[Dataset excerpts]
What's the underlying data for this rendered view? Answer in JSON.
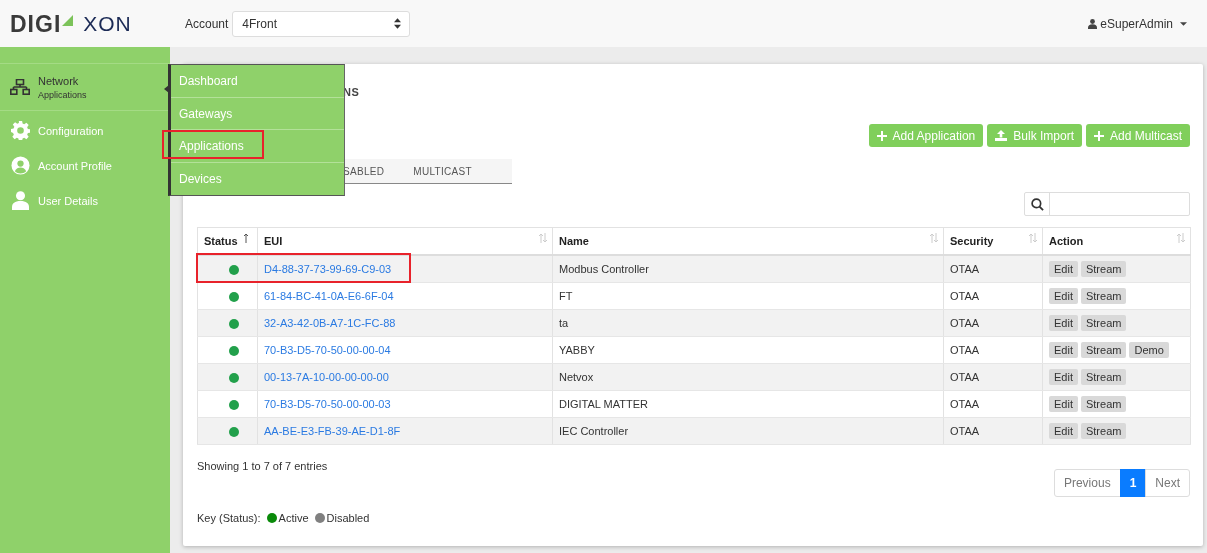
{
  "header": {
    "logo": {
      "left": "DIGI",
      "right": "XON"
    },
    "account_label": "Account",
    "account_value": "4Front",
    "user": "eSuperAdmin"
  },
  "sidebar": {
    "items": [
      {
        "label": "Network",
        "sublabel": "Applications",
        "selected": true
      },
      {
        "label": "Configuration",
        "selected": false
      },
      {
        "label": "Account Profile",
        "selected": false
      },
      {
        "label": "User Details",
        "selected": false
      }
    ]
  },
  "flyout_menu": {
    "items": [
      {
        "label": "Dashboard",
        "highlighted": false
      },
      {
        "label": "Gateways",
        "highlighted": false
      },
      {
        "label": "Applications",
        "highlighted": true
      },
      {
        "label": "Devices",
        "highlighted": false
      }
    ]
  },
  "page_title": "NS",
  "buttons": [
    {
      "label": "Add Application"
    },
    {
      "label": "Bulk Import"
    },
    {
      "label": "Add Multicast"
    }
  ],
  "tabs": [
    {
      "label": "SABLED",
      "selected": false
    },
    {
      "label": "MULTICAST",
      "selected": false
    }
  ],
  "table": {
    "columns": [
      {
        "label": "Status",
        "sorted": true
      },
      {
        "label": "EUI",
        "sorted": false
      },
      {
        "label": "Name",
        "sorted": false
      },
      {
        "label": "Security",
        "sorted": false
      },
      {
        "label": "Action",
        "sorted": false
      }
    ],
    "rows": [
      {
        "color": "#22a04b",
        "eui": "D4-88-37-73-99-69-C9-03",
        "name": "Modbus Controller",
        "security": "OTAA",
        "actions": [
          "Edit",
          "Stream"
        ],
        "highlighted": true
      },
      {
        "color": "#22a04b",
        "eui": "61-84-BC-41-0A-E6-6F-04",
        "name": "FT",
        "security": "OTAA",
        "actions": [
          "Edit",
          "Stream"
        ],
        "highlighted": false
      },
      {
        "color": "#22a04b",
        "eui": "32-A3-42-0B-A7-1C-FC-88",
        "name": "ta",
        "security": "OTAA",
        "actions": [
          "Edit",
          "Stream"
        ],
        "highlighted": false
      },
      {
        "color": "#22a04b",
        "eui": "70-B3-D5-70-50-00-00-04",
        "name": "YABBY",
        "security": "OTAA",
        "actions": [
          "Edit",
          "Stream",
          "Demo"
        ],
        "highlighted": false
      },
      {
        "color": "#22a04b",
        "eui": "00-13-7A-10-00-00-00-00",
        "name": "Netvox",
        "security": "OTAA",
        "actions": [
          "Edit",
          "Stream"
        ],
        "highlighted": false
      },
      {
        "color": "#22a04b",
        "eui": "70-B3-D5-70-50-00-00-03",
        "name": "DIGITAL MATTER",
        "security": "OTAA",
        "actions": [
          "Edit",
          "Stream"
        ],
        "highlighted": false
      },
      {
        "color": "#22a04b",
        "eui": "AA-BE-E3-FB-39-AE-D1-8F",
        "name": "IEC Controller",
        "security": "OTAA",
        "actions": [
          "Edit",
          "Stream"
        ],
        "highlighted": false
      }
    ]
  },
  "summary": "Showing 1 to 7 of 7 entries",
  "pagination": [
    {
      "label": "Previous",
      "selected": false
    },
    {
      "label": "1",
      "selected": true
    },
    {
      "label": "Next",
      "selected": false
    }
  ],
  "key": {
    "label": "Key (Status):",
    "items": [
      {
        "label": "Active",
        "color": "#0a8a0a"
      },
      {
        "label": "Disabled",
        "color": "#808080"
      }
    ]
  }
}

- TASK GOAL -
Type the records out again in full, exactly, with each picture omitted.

- SOLUTION TO THIS TASK -
What's the underlying data for this rendered view? Answer in JSON.
{
  "header": {
    "logo": {
      "left": "DIGI",
      "right": "XON"
    },
    "account_label": "Account",
    "account_value": "4Front",
    "user": "eSuperAdmin"
  },
  "sidebar": {
    "items": [
      {
        "label": "Network",
        "sublabel": "Applications",
        "selected": true
      },
      {
        "label": "Configuration",
        "selected": false
      },
      {
        "label": "Account Profile",
        "selected": false
      },
      {
        "label": "User Details",
        "selected": false
      }
    ]
  },
  "flyout_menu": {
    "items": [
      {
        "label": "Dashboard",
        "highlighted": false
      },
      {
        "label": "Gateways",
        "highlighted": false
      },
      {
        "label": "Applications",
        "highlighted": true
      },
      {
        "label": "Devices",
        "highlighted": false
      }
    ]
  },
  "page_title": "NS",
  "buttons": [
    {
      "label": "Add Application"
    },
    {
      "label": "Bulk Import"
    },
    {
      "label": "Add Multicast"
    }
  ],
  "tabs": [
    {
      "label": "SABLED",
      "selected": false
    },
    {
      "label": "MULTICAST",
      "selected": false
    }
  ],
  "table": {
    "columns": [
      {
        "label": "Status",
        "sorted": true
      },
      {
        "label": "EUI",
        "sorted": false
      },
      {
        "label": "Name",
        "sorted": false
      },
      {
        "label": "Security",
        "sorted": false
      },
      {
        "label": "Action",
        "sorted": false
      }
    ],
    "rows": [
      {
        "color": "#22a04b",
        "eui": "D4-88-37-73-99-69-C9-03",
        "name": "Modbus Controller",
        "security": "OTAA",
        "actions": [
          "Edit",
          "Stream"
        ],
        "highlighted": true
      },
      {
        "color": "#22a04b",
        "eui": "61-84-BC-41-0A-E6-6F-04",
        "name": "FT",
        "security": "OTAA",
        "actions": [
          "Edit",
          "Stream"
        ],
        "highlighted": false
      },
      {
        "color": "#22a04b",
        "eui": "32-A3-42-0B-A7-1C-FC-88",
        "name": "ta",
        "security": "OTAA",
        "actions": [
          "Edit",
          "Stream"
        ],
        "highlighted": false
      },
      {
        "color": "#22a04b",
        "eui": "70-B3-D5-70-50-00-00-04",
        "name": "YABBY",
        "security": "OTAA",
        "actions": [
          "Edit",
          "Stream",
          "Demo"
        ],
        "highlighted": false
      },
      {
        "color": "#22a04b",
        "eui": "00-13-7A-10-00-00-00-00",
        "name": "Netvox",
        "security": "OTAA",
        "actions": [
          "Edit",
          "Stream"
        ],
        "highlighted": false
      },
      {
        "color": "#22a04b",
        "eui": "70-B3-D5-70-50-00-00-03",
        "name": "DIGITAL MATTER",
        "security": "OTAA",
        "actions": [
          "Edit",
          "Stream"
        ],
        "highlighted": false
      },
      {
        "color": "#22a04b",
        "eui": "AA-BE-E3-FB-39-AE-D1-8F",
        "name": "IEC Controller",
        "security": "OTAA",
        "actions": [
          "Edit",
          "Stream"
        ],
        "highlighted": false
      }
    ]
  },
  "summary": "Showing 1 to 7 of 7 entries",
  "pagination": [
    {
      "label": "Previous",
      "selected": false
    },
    {
      "label": "1",
      "selected": true
    },
    {
      "label": "Next",
      "selected": false
    }
  ],
  "key": {
    "label": "Key (Status):",
    "items": [
      {
        "label": "Active",
        "color": "#0a8a0a"
      },
      {
        "label": "Disabled",
        "color": "#808080"
      }
    ]
  }
}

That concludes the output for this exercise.